You’ve heard of the dangers of falling asleep at the wheel? One of the most common causes of accidents from lorry drivers is exactly this. Sleep apnoea is a condition that can affect your ability to stay awake during the day, so you should definitely declare this condition to DVLA if you have been diagnosed.


Schizophrenia is a family of severe, long-lasting mental health conditions that can affect your ability to drive. This includes paranoid schizophrenia and schizo-affective disorder. Please declare this condition to the DVLA if you have been diagnosed by a GP or psychologist.

Usher syndrome

Usher syndrome is the inability to see and hear simultaneously impairs a person’s mobility, independence, and communication. “Dual sensory loss” or “multi-sensory impairment” are other names for this condition, as well as “deafblindness”. Because it can cause significant difficulties in day-to-day life, including driving, you need to declare to DVLA if you’ve been diagnosed with Usher syndrome.


While not exactly a condition, vertigo is a symptom that can be very disorienting. More than just “feeling dizzy”, a vertigo attack makes you feel like everything around you is spinning to the extent that it will affect your balance. Firstly, inform your GP that you’ve been experiencing vertigo as soon as possible and then declare it to DVLA because it can impair your driving ability.

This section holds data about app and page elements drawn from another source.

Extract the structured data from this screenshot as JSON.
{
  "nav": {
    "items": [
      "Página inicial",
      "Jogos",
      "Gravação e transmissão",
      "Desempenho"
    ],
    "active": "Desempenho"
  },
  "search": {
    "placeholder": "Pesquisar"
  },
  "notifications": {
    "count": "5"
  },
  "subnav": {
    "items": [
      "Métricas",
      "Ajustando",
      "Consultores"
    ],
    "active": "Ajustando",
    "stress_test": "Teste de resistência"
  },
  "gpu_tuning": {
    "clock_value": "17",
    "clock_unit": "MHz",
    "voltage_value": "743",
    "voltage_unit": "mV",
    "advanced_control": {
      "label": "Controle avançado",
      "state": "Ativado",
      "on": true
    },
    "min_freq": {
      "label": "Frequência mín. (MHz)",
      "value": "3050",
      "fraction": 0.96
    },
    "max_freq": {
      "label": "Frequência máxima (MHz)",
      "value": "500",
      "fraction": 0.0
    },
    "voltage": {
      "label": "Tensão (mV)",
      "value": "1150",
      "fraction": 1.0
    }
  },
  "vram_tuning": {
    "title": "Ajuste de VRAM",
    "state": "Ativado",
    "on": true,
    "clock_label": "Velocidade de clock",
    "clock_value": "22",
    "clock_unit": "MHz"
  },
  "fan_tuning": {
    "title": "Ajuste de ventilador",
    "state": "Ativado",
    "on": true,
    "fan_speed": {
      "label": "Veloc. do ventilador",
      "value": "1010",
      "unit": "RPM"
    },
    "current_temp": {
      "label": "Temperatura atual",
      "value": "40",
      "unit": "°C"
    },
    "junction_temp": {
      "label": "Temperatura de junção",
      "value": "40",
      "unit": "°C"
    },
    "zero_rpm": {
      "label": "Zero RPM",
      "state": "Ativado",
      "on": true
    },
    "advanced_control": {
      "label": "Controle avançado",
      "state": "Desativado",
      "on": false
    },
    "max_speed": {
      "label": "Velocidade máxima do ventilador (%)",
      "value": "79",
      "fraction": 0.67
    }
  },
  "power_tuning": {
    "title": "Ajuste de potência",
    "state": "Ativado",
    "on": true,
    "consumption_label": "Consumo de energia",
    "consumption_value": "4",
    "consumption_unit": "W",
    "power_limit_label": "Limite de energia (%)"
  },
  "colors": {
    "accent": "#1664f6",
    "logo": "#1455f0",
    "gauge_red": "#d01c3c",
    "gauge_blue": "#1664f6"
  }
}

What happens to my driving licence when I declare my medical condition?

What happens to your licence highly depends on what medical condition you have. There are certain conditions — such as post-surgery or heart palpitations — that might result in your licence being taken away. However, those cases are extremely rare and only occur if your GP has decided that the condition will indeed affect your driving. This situation also applies to conditions such as ADHD, ASD or Tourette’s Syndrome.

However, if you have any of a specific number of conditions that can impair your ability to drive, such as severe depression, vertigo, seizures (including epilepsy) or any type of vision-impairing condition, your driving licence can either be temporarily suspended — if the condition is recoverable — or it will be permanently revoked.

Will medications affect driving?

This is a complicated question to answer — purely because there are too many types of medications out in the world. While a majority of medications won’t affect driving, it highly depends on the potential side effects attached to the individual medication.

That being said, it is absolutely illegal to drive or attempt to drive if your driving ability has been impaired by drugs — and this includes prescription drugs, too. It is treated in the same way as alcohol, and your licence will be taken away if you are caught driving while impaired.

Which medications can affect driving?

It’s always a good idea to discuss concerns about medications with your GP if they prescribe you anything. This is especially true for the 68% of Britons who rely on driving to get themselves to work every day. If you know that your medication can impair your driving, please declare to the DVLA by filling out the DVLA M1 form.

In short, here are some of the medications that can impair your ability to drive:

  • Anti-seizure drugs (including antiepileptic drugs)
  • Antipsychotic drugs
  • Cannabidiol (CBD) products
  • Certain antidepressants
  • Certain cold remedies and allergy products, such as antihistamines (both prescription and OTC)
  • Medications containing codeine
  • Medications that treat or control symptoms of diarrhoea
  • Medications that treat or prevent symptoms of motion sickness
  • Medications with stimulants (containing caffeine, ephedrine, pseudoephedrine)
  • Muscle relaxants
  • Opioid pain relievers
  • Prescription drugs for anxiety (for example, benzodiazepines)
  • Sleeping pills

Final thoughts

Hopefully, you’ve learned a thing or two about road safety and the need to declare medical conditions to DVLA. Road safety is not just the responsibility of the UK government, but it’s the responsibility of all of us who use it every day. If you know that you need to declare your diagnosis to DVLA, make sure that you update your address with DVLA if you move so that this process can go much smoother!